Howard Brown Buys Daily
Howard J. Brown’s United Communications bought the Watertown (SD) Public Opinion in February, marking the first daily acquisition for the company since 1972. The company owns two other daily newspapers -- Kenosha (WI) News and the Attleboro (MA) Sun Chronicle -- in addition to a number of non-daily publications and two television stations .
Rust Cleans up Market
Rust Communications of Cape Girardeau, Missouri purchased the Cherokee (IA) Daily Times from CNHI. Rust previously had struck a deal to acquire the competing Chronicle in Cherokee from local owners.
The new merged Cherokee Chronicle Times will be published four days per week, along with a Total Market Coverage vehicle to be published weekly. The Cherokee operation will complement Rust’s daily in neighboring Le Mars, Iowa, and weeklies in Kingsley and Anton/Correctionville nearby.
Rust Communications now owns 14 dailies and 33 weeklies throughout the country. The Cherokee daily was one of several smaller publications that CNHI decided to shed because it did not meet the long-term strategic goals of the company.
Several weekly newspapers changed hands in the first quarter as well. The largest transaction was 21st Century Newspapers’ acquisition of the Heritage group, which consists of 23 publications in southeastern Michigan.
A company owned principally by newspaper veterans Gary Gerlach and Michael Gartner acquired two weekly newspapers in Jackson County, West Virginia, north of Charleston, from CNHI. The newspapers will be an eastern outpost for New West Newspapers, which also publishes the daily Nebraska City (NE) News-Press; the Syracuse (NE) Journal Democrat; the Penny Press shopper network in Nebraska, Iowa, Kansas, and Missouri; and a group of publications in suburban Denver.
Lee Enterprises sold five of its specialty shopper publications in four separate transactions. The company had identified these publications as non-strategic to its core publishing group.
Journal Register Co. added to its suburban Philadelphia cluster with the acquisition of the News Gleaner Publications’ group of 15 free, non-daily publications and commercial printing operation. The acquisition includes eight weekly newspapers serving communities in northeast Philadelphia. Separately, JRC also acquired the weekly Main Street News, serving several communities in southern Connecticut.
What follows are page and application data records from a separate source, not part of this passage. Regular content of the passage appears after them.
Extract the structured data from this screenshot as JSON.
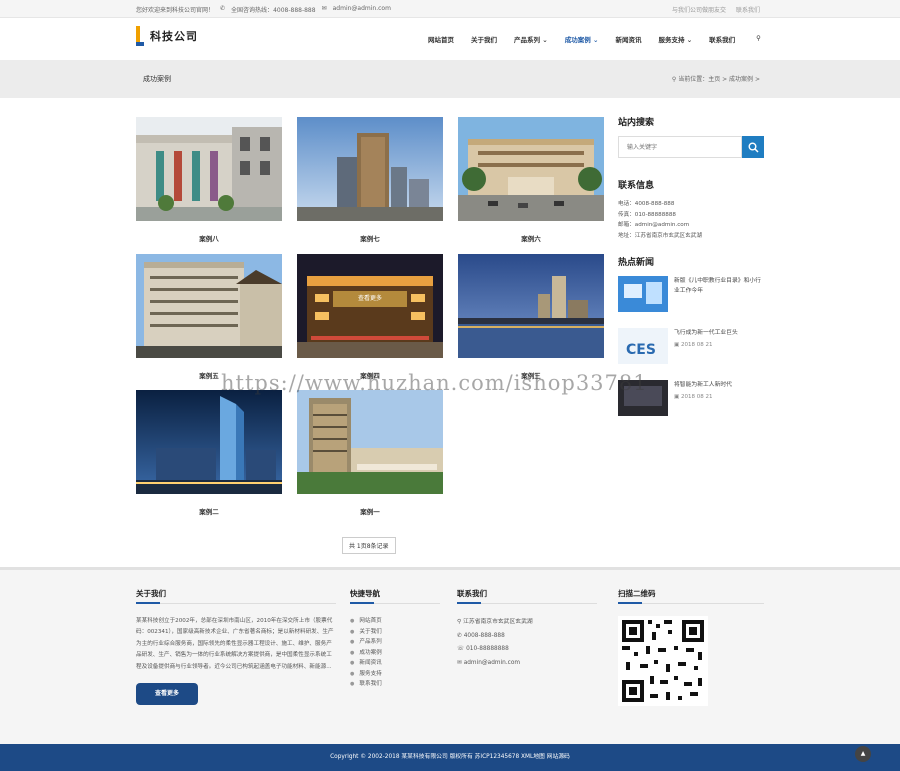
{
  "topbar": {
    "welcome": "您好欢迎来到科技公司官网！",
    "hotline_label": "全国咨询热线：",
    "hotline": "4008-888-888",
    "email": "admin@admin.com",
    "right_links": [
      "与我们公司做朋友交",
      "联系我们"
    ]
  },
  "logo": {
    "text": "科技公司"
  },
  "nav": {
    "items": [
      "网站首页",
      "关于我们",
      "产品系列",
      "成功案例",
      "新闻资讯",
      "服务支持",
      "联系我们"
    ],
    "active": "成功案例"
  },
  "banner": {
    "title": "成功案例",
    "crumb": "当前位置：主页 > 成功案例 >"
  },
  "cases": [
    {
      "title": "案例八"
    },
    {
      "title": "案例七"
    },
    {
      "title": "案例六"
    },
    {
      "title": "案例五"
    },
    {
      "title": "案例四",
      "tag": "查看更多"
    },
    {
      "title": "案例三"
    },
    {
      "title": "案例二"
    },
    {
      "title": "案例一"
    }
  ],
  "pager": {
    "text": "共 1页8条记录"
  },
  "sidebar": {
    "search_title": "站内搜索",
    "search_placeholder": "输入关键字",
    "contact_title": "联系信息",
    "contact_lines": [
      "电话：4008-888-888",
      "传真：010-88888888",
      "邮箱：admin@admin.com",
      "地址：江苏省南京市玄武区玄武湖"
    ],
    "news_title": "热点新闻",
    "news": [
      {
        "title": "新版《儿中职教行业目录》和小行业工作今年",
        "date": ""
      },
      {
        "title": "飞行成为新一代工业巨头",
        "date": "2018 08 21"
      },
      {
        "title": "将智能为新工人新时代",
        "date": "2018 08 21"
      }
    ]
  },
  "footer": {
    "about_title": "关于我们",
    "about_text": "某某科技创立于2002年，总部在深圳市南山区，2010年在深交所上市（股票代码：002341），国家级高新技术企业、广东省著名商标；是以新材料研发、生产为主的行业综合服务商，国际领先的柔性显示器工程设计、施工、维护、服务产品研发、生产、销售为一体的行业系统解决方案提供商，是中国柔性显示系统工程及设备提供商与行业领导者。近今公司已构筑起涵盖电子功能材料、新能源...",
    "more_label": "查看更多",
    "quick_title": "快捷导航",
    "quick_links": [
      "网站首页",
      "关于我们",
      "产品系列",
      "成功案例",
      "新闻资讯",
      "服务支持",
      "联系我们"
    ],
    "contact_title": "联系我们",
    "contact": {
      "address": "江苏省南京市玄武区玄武湖",
      "phone": "4008-888-888",
      "fax": "010-88888888",
      "email": "admin@admin.com"
    },
    "qr_title": "扫描二维码"
  },
  "copyright": "Copyright © 2002-2018 某某科技有限公司 版权所有 苏ICP12345678 XML地图 网站源码",
  "watermark": "https://www.huzhan.com/ishop33781"
}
New Hampshire-based Geo. J. Foster Company, Inc., publisher of Foster’s Daily Democrat in Dover and the Citizen in Laconia, bought the Rochester and Dover Times from another New England publisher. The seller, Salmon Press, owned by David Cutler and John Coots, will continue to publish 10 other weeklies in central and northern New Hampshire. Cutler and Coots also are the principal owners of the daily Southbridge (MA) Evening News.
MediaNews acquired the publishing rights to the 1590 Broadcaster, a weekly in Nashua, New Hampshire that had stopped publishing in January. The Broadcaster had circulation of nearly 65,000, serving Nashua, Hudson, Merrimack, Amherst, Bedford, Hollis, Brookline, Litchfield, and Milford.